To ask the Secretary of State for Health and Social Care, pursuant to the Answer of 8 July 2019 to Question 369611 on Spinal Muscular Atrophy (SMA), what the evidential basis is that Spinraza does not work effectively on people with SMA that are excluded from access to that drug following the announcement of 15 May 2019 by NICE on that drug; and if he will make a statement.
The National Institute for Health and Care Excellence (NICE) is currently developing recommendations for the National Health Service on the use of Spinraza for the treatment of spinal muscular atrophy (SMA) through its technology appraisal programme. NICE recommends technologies for use in the NHS when the evidence demonstrates that they are clinically effective and represent a cost-effective use of NHS resources.
There are several subtypes of SMA and, in the case of Spinraza, NICE has advised that it was not presented with evidence in SMA type 0 and SMA type 4. Evidence presented for the SMA type 3 population, who had lost the ability to walk, was limited and immature and resulted in its independent Appraisal Committee concluding that the size and nature of the benefits of Spinraza for this population were uncertain. Therefore, they were not included in the managed access arrangement (MAA) agreed by NHS England and Biogen.
Following publication of the initial MAA, the company presented further clinical evidence and the MAA was extended to include paediatric patients, who have recently (in the previous 12 months) lost the ability to walk independently.
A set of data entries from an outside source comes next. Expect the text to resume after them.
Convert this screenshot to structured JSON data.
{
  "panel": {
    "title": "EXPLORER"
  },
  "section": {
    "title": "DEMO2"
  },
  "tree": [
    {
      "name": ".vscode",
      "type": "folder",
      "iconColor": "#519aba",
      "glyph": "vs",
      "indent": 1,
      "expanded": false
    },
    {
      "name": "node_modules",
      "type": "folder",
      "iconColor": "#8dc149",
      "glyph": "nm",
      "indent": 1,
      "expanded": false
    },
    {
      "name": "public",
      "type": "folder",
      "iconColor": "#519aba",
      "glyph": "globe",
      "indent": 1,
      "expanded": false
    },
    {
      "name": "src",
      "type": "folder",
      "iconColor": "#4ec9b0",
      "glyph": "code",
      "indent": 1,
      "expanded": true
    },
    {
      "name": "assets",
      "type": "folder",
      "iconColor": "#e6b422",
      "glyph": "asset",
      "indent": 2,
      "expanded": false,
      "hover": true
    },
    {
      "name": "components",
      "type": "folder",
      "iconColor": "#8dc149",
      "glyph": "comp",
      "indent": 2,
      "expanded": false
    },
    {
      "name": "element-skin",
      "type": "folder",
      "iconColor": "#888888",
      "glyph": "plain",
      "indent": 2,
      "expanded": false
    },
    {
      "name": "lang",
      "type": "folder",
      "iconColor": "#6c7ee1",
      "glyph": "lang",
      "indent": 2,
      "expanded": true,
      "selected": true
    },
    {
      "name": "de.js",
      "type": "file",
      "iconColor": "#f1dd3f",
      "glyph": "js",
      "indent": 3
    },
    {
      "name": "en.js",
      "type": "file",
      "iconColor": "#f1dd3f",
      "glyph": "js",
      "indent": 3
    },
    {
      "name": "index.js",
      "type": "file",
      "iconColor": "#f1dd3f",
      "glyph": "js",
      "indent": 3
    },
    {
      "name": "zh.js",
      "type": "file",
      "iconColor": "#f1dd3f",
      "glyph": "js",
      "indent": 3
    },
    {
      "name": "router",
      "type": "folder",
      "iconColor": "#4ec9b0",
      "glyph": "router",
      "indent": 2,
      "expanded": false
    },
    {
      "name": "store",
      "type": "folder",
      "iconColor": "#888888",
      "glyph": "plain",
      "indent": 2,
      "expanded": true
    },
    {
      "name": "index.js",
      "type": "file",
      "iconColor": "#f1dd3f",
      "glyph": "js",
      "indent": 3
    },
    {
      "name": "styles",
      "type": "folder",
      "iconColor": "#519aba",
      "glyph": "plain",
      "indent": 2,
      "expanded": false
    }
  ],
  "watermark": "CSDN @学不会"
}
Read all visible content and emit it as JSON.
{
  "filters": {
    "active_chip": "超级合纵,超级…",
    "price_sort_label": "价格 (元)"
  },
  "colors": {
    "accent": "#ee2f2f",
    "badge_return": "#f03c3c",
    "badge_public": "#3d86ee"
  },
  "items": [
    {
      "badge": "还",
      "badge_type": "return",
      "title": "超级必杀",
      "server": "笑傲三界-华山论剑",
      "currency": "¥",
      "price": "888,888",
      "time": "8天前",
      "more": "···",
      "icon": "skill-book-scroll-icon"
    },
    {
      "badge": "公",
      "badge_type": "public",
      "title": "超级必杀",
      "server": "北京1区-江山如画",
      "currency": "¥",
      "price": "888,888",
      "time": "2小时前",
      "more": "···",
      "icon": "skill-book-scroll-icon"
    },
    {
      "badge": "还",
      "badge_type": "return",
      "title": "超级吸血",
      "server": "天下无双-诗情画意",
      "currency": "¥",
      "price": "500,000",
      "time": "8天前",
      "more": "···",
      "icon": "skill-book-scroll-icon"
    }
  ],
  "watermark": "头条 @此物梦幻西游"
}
Uniquely for this type of arrangement, during the five-year course of the MAA, should evidence become available on the potential benefits of Spinraza for type 3 SMA patients that are currently not included in the MAA, NICE will review that evidence to see whether it would support a change in the MAA inclusion criteria.